Only the lines that hold "date" should be in the answer, each copied from the data below.

→ Records from a data collection:
######

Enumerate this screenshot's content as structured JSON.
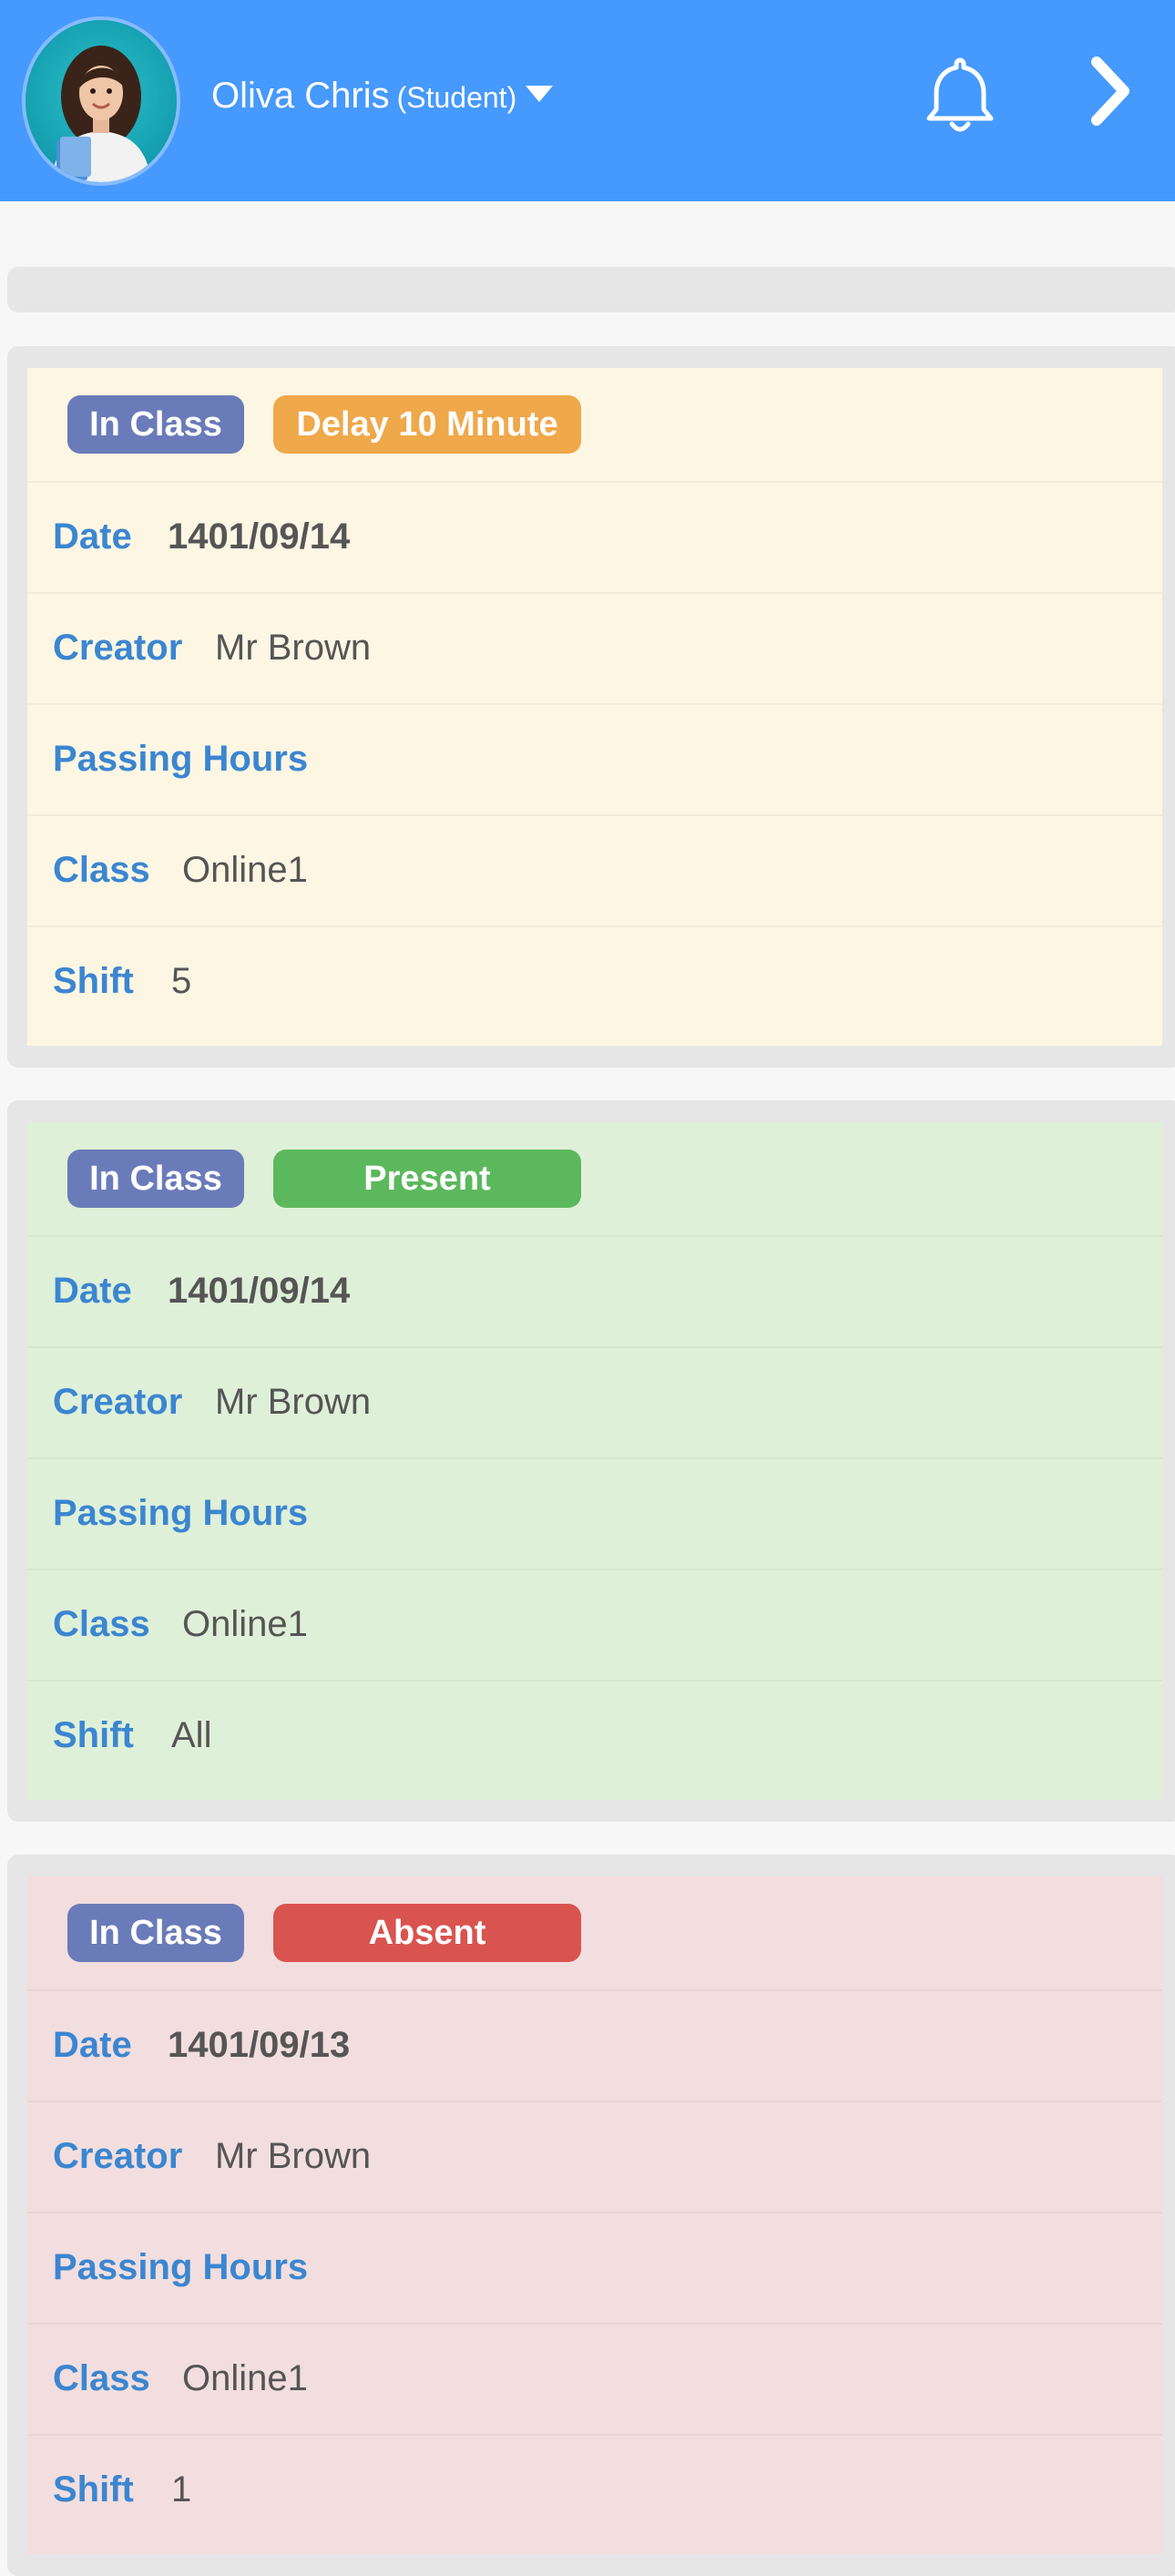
{
  "header": {
    "user_name": "Oliva Chris",
    "user_role": "(Student)",
    "avatar_icon": "student-avatar-photo",
    "caret_icon": "caret-down-icon",
    "bell_icon": "bell-icon",
    "chevron_icon": "chevron-right-icon",
    "background_color": "#4699fd"
  },
  "labels": {
    "date": "Date",
    "creator": "Creator",
    "passing_hours": "Passing Hours",
    "class": "Class",
    "shift": "Shift"
  },
  "records": [
    {
      "type_badge": "In Class",
      "status_badge": "Delay 10 Minute",
      "status_color": "#efa84a",
      "card_color": "#fdf6e3",
      "date": "1401/09/14",
      "creator": "Mr Brown",
      "passing_hours": "",
      "class": "Online1",
      "shift": "5"
    },
    {
      "type_badge": "In Class",
      "status_badge": "Present",
      "status_color": "#5cb85c",
      "card_color": "#dff0d8",
      "date": "1401/09/14",
      "creator": "Mr Brown",
      "passing_hours": "",
      "class": "Online1",
      "shift": "All"
    },
    {
      "type_badge": "In Class",
      "status_badge": "Absent",
      "status_color": "#d9534f",
      "card_color": "#f2dede",
      "date": "1401/09/13",
      "creator": "Mr Brown",
      "passing_hours": "",
      "class": "Online1",
      "shift": "1"
    }
  ]
}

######

→ Solution below:
    "date": "Date",
      "date": "1401/09/14",
      "date": "1401/09/14",
      "date": "1401/09/13",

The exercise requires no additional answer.